Instructions to follow: Repeat the entries below exactly, pictures excluded.

Records supplied:
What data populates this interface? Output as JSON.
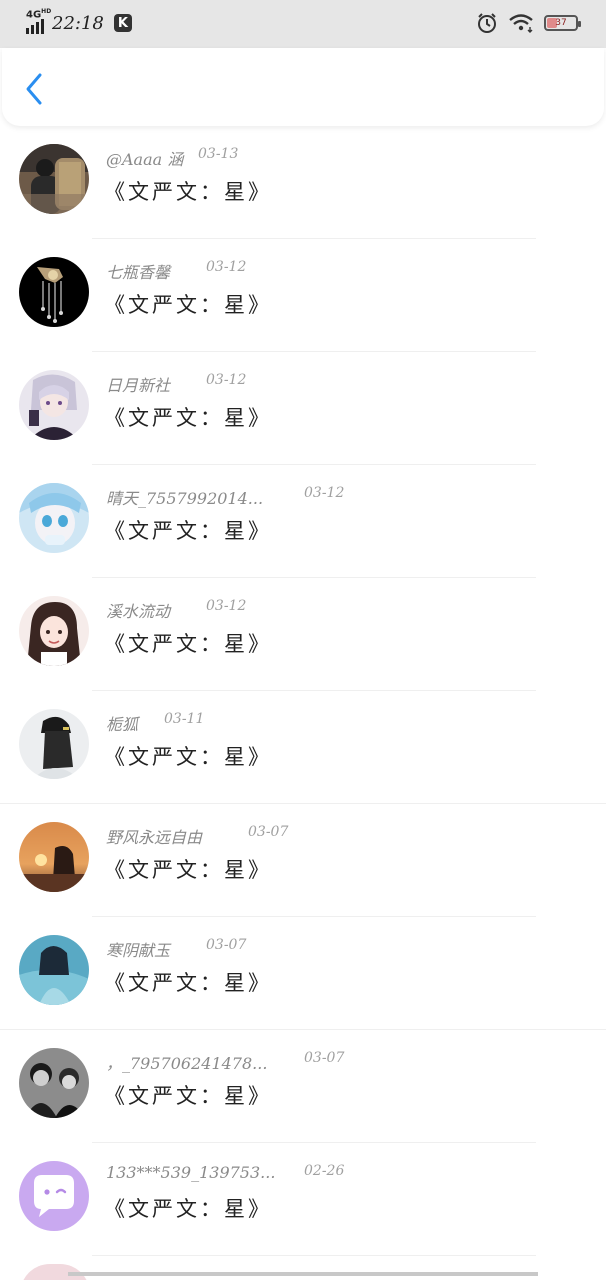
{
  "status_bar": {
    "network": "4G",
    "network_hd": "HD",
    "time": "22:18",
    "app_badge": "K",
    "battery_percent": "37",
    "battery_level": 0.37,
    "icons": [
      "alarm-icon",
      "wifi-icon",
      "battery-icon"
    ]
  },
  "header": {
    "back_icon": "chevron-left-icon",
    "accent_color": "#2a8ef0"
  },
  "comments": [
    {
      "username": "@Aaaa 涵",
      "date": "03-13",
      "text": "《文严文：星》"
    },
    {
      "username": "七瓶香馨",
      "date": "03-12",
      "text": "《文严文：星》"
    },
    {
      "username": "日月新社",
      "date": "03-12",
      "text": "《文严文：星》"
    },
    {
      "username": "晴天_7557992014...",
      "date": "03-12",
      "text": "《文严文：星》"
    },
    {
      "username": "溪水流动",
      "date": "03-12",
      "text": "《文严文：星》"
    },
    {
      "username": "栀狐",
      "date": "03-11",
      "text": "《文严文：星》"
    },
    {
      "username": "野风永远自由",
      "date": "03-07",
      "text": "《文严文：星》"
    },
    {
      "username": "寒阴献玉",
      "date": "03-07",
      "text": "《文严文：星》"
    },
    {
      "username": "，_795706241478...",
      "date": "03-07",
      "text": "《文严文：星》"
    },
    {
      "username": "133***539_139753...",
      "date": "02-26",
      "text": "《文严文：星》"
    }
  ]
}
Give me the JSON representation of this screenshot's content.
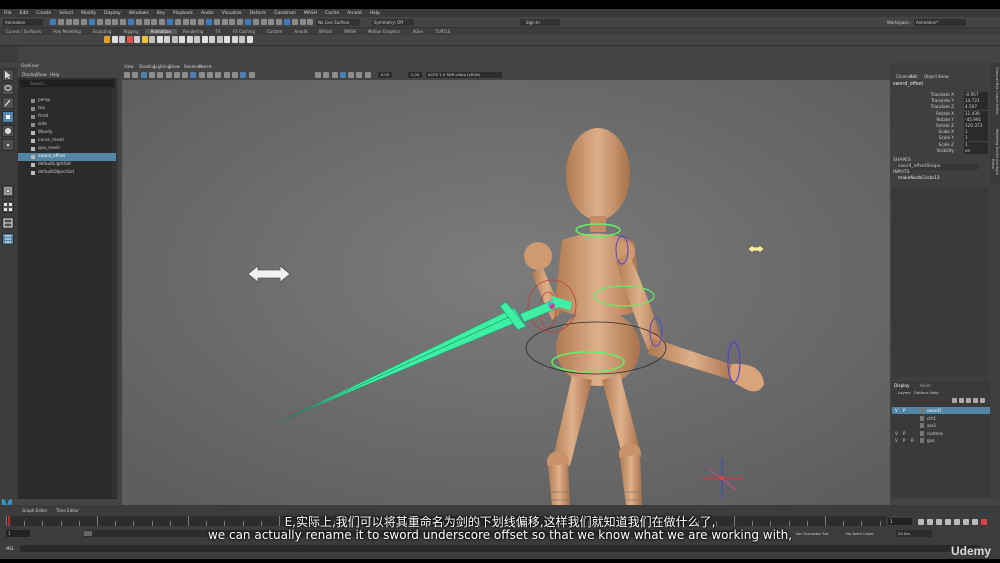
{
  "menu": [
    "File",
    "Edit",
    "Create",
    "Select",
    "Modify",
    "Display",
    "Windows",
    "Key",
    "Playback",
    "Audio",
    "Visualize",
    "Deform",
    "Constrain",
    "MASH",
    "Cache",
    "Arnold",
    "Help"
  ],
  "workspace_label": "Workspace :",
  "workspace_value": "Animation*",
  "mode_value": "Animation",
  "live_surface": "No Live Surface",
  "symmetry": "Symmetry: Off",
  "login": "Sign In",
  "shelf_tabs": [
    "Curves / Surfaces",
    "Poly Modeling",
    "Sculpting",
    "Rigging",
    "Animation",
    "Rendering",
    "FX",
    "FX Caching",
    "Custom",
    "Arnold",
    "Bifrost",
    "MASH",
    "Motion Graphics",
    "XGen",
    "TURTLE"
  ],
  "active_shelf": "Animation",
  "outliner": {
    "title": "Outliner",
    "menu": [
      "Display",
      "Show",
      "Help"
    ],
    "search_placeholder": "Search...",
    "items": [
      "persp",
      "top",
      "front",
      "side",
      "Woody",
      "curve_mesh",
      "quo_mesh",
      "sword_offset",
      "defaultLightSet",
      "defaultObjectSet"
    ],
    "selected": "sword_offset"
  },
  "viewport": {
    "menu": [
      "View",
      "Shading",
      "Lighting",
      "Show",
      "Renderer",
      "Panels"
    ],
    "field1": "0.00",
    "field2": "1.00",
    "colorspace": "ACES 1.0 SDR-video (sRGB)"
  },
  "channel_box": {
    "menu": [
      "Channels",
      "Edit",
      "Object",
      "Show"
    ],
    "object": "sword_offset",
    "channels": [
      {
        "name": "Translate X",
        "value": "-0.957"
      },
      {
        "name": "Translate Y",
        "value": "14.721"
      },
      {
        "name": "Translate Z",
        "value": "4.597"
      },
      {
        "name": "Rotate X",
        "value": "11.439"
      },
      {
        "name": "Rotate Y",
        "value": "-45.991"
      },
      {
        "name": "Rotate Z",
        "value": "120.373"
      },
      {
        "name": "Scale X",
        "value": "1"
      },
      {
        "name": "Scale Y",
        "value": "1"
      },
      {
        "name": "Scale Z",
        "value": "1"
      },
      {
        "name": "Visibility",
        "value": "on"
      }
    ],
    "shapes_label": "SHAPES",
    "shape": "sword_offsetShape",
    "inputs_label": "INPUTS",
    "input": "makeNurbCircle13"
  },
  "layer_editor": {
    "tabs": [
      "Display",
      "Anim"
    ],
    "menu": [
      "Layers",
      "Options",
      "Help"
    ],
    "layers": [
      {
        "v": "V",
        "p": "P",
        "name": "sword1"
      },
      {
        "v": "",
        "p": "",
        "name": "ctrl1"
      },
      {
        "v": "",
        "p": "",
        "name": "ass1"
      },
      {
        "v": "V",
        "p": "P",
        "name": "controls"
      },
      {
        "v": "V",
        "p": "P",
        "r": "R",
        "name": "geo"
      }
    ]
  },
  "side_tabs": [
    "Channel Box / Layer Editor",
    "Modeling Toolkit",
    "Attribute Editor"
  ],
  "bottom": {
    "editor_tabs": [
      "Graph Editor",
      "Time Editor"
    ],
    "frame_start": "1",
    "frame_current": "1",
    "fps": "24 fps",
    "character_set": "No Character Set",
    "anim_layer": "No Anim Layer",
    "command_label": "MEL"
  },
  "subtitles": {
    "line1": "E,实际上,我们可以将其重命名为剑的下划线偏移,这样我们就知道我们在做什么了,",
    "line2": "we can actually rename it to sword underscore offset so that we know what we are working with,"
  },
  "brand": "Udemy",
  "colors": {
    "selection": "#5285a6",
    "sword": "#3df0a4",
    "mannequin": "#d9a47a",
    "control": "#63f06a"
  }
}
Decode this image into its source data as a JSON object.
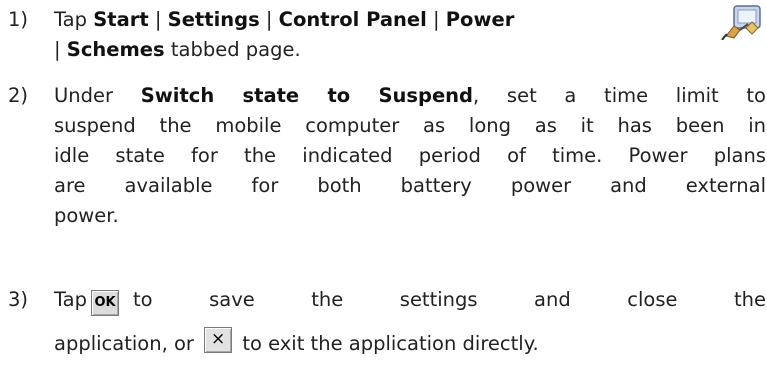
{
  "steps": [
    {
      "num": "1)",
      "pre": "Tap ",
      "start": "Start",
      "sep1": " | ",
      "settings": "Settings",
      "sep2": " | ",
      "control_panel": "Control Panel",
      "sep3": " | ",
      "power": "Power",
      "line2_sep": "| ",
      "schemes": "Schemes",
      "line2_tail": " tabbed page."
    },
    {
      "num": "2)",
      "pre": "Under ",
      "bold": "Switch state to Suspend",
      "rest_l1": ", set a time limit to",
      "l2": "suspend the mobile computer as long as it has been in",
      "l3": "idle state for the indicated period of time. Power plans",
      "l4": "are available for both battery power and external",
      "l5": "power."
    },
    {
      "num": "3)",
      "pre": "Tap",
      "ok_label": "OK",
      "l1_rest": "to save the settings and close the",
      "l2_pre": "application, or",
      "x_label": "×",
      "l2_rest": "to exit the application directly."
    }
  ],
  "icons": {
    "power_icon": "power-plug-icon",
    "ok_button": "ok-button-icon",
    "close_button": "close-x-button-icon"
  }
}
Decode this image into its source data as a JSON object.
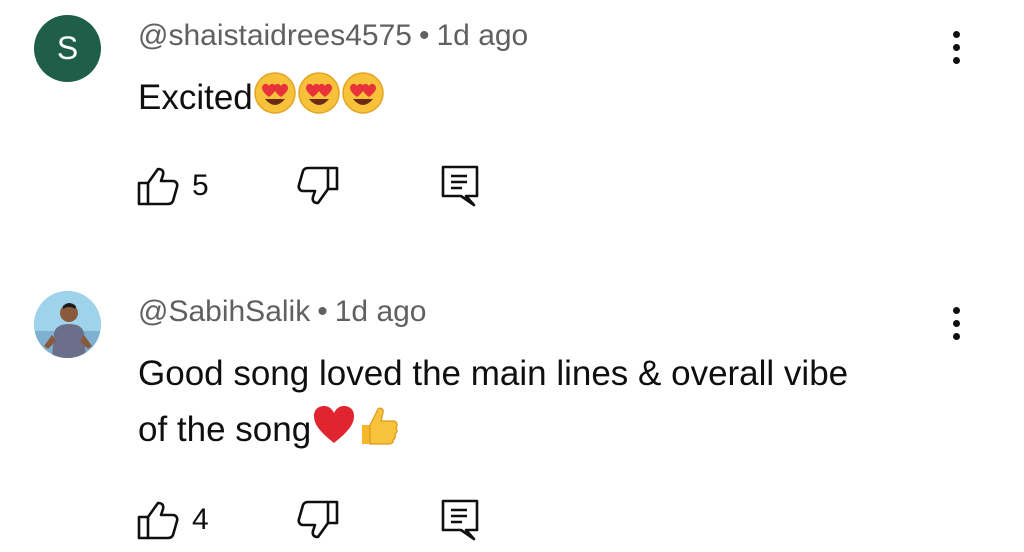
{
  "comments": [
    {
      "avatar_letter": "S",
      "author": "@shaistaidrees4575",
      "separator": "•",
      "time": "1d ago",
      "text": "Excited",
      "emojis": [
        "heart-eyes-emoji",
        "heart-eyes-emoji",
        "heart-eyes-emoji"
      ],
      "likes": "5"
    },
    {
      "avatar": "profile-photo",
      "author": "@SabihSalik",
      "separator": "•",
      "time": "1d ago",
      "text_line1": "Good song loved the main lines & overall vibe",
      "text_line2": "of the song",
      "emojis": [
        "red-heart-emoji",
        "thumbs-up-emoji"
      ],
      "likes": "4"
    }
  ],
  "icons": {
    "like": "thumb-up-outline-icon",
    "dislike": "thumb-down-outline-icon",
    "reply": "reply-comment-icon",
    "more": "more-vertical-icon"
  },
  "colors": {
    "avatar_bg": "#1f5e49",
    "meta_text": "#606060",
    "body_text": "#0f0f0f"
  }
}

Response:
What data populates this interface? Output as JSON.
{
  "status_bar": {
    "network": "4G",
    "network_hd": "HD",
    "time": "22:18",
    "app_badge": "K",
    "battery_percent": "37",
    "battery_level": 0.37,
    "icons": [
      "alarm-icon",
      "wifi-icon",
      "battery-icon"
    ]
  },
  "header": {
    "back_icon": "chevron-left-icon",
    "accent_color": "#2a8ef0"
  },
  "comments": [
    {
      "username": "@Aaaa 涵",
      "date": "03-13",
      "text": "《文严文：星》"
    },
    {
      "username": "七瓶香馨",
      "date": "03-12",
      "text": "《文严文：星》"
    },
    {
      "username": "日月新社",
      "date": "03-12",
      "text": "《文严文：星》"
    },
    {
      "username": "晴天_7557992014...",
      "date": "03-12",
      "text": "《文严文：星》"
    },
    {
      "username": "溪水流动",
      "date": "03-12",
      "text": "《文严文：星》"
    },
    {
      "username": "栀狐",
      "date": "03-11",
      "text": "《文严文：星》"
    },
    {
      "username": "野风永远自由",
      "date": "03-07",
      "text": "《文严文：星》"
    },
    {
      "username": "寒阴献玉",
      "date": "03-07",
      "text": "《文严文：星》"
    },
    {
      "username": "，_795706241478...",
      "date": "03-07",
      "text": "《文严文：星》"
    },
    {
      "username": "133***539_139753...",
      "date": "02-26",
      "text": "《文严文：星》"
    }
  ]
}
Give me the JSON representation of this screenshot's content.
{
  "menu": [
    "File",
    "Edit",
    "Create",
    "Select",
    "Modify",
    "Display",
    "Windows",
    "Key",
    "Playback",
    "Audio",
    "Visualize",
    "Deform",
    "Constrain",
    "MASH",
    "Cache",
    "Arnold",
    "Help"
  ],
  "workspace_label": "Workspace :",
  "workspace_value": "Animation*",
  "mode_value": "Animation",
  "live_surface": "No Live Surface",
  "symmetry": "Symmetry: Off",
  "login": "Sign In",
  "shelf_tabs": [
    "Curves / Surfaces",
    "Poly Modeling",
    "Sculpting",
    "Rigging",
    "Animation",
    "Rendering",
    "FX",
    "FX Caching",
    "Custom",
    "Arnold",
    "Bifrost",
    "MASH",
    "Motion Graphics",
    "XGen",
    "TURTLE"
  ],
  "active_shelf": "Animation",
  "outliner": {
    "title": "Outliner",
    "menu": [
      "Display",
      "Show",
      "Help"
    ],
    "search_placeholder": "Search...",
    "items": [
      "persp",
      "top",
      "front",
      "side",
      "Woody",
      "curve_mesh",
      "quo_mesh",
      "sword_offset",
      "defaultLightSet",
      "defaultObjectSet"
    ],
    "selected": "sword_offset"
  },
  "viewport": {
    "menu": [
      "View",
      "Shading",
      "Lighting",
      "Show",
      "Renderer",
      "Panels"
    ],
    "field1": "0.00",
    "field2": "1.00",
    "colorspace": "ACES 1.0 SDR-video (sRGB)"
  },
  "channel_box": {
    "menu": [
      "Channels",
      "Edit",
      "Object",
      "Show"
    ],
    "object": "sword_offset",
    "channels": [
      {
        "name": "Translate X",
        "value": "-0.957"
      },
      {
        "name": "Translate Y",
        "value": "14.721"
      },
      {
        "name": "Translate Z",
        "value": "4.597"
      },
      {
        "name": "Rotate X",
        "value": "11.439"
      },
      {
        "name": "Rotate Y",
        "value": "-45.991"
      },
      {
        "name": "Rotate Z",
        "value": "120.373"
      },
      {
        "name": "Scale X",
        "value": "1"
      },
      {
        "name": "Scale Y",
        "value": "1"
      },
      {
        "name": "Scale Z",
        "value": "1"
      },
      {
        "name": "Visibility",
        "value": "on"
      }
    ],
    "shapes_label": "SHAPES",
    "shape": "sword_offsetShape",
    "inputs_label": "INPUTS",
    "input": "makeNurbCircle13"
  },
  "layer_editor": {
    "tabs": [
      "Display",
      "Anim"
    ],
    "menu": [
      "Layers",
      "Options",
      "Help"
    ],
    "layers": [
      {
        "v": "V",
        "p": "P",
        "name": "sword1"
      },
      {
        "v": "",
        "p": "",
        "name": "ctrl1"
      },
      {
        "v": "",
        "p": "",
        "name": "ass1"
      },
      {
        "v": "V",
        "p": "P",
        "name": "controls"
      },
      {
        "v": "V",
        "p": "P",
        "r": "R",
        "name": "geo"
      }
    ]
  },
  "side_tabs": [
    "Channel Box / Layer Editor",
    "Modeling Toolkit",
    "Attribute Editor"
  ],
  "bottom": {
    "editor_tabs": [
      "Graph Editor",
      "Time Editor"
    ],
    "frame_start": "1",
    "frame_current": "1",
    "fps": "24 fps",
    "character_set": "No Character Set",
    "anim_layer": "No Anim Layer",
    "command_label": "MEL"
  },
  "subtitles": {
    "line1": "E,实际上,我们可以将其重命名为剑的下划线偏移,这样我们就知道我们在做什么了,",
    "line2": "we can actually rename it to sword underscore offset so that we know what we are working with,"
  },
  "brand": "Udemy",
  "colors": {
    "selection": "#5285a6",
    "sword": "#3df0a4",
    "mannequin": "#d9a47a",
    "control": "#63f06a"
  }
}
Decode this image into its source data as a JSON object.
{
  "steps": [
    {
      "num": "1)",
      "pre": "Tap ",
      "start": "Start",
      "sep1": " | ",
      "settings": "Settings",
      "sep2": " | ",
      "control_panel": "Control Panel",
      "sep3": " | ",
      "power": "Power",
      "line2_sep": "| ",
      "schemes": "Schemes",
      "line2_tail": " tabbed page."
    },
    {
      "num": "2)",
      "pre": "Under ",
      "bold": "Switch state to Suspend",
      "rest_l1": ", set a time limit to",
      "l2": "suspend the mobile computer as long as it has been in",
      "l3": "idle state for the indicated period of time. Power plans",
      "l4": "are available for both battery power and external",
      "l5": "power."
    },
    {
      "num": "3)",
      "pre": "Tap",
      "ok_label": "OK",
      "l1_rest": "to save the settings and close the",
      "l2_pre": "application, or",
      "x_label": "×",
      "l2_rest": "to exit the application directly."
    }
  ],
  "icons": {
    "power_icon": "power-plug-icon",
    "ok_button": "ok-button-icon",
    "close_button": "close-x-button-icon"
  }
}
Decode this image into its source data as a JSON object.
{
  "comments": [
    {
      "avatar_letter": "S",
      "author": "@shaistaidrees4575",
      "separator": "•",
      "time": "1d ago",
      "text": "Excited",
      "emojis": [
        "heart-eyes-emoji",
        "heart-eyes-emoji",
        "heart-eyes-emoji"
      ],
      "likes": "5"
    },
    {
      "avatar": "profile-photo",
      "author": "@SabihSalik",
      "separator": "•",
      "time": "1d ago",
      "text_line1": "Good song loved the main lines & overall vibe",
      "text_line2": "of the song",
      "emojis": [
        "red-heart-emoji",
        "thumbs-up-emoji"
      ],
      "likes": "4"
    }
  ],
  "icons": {
    "like": "thumb-up-outline-icon",
    "dislike": "thumb-down-outline-icon",
    "reply": "reply-comment-icon",
    "more": "more-vertical-icon"
  },
  "colors": {
    "avatar_bg": "#1f5e49",
    "meta_text": "#606060",
    "body_text": "#0f0f0f"
  }
}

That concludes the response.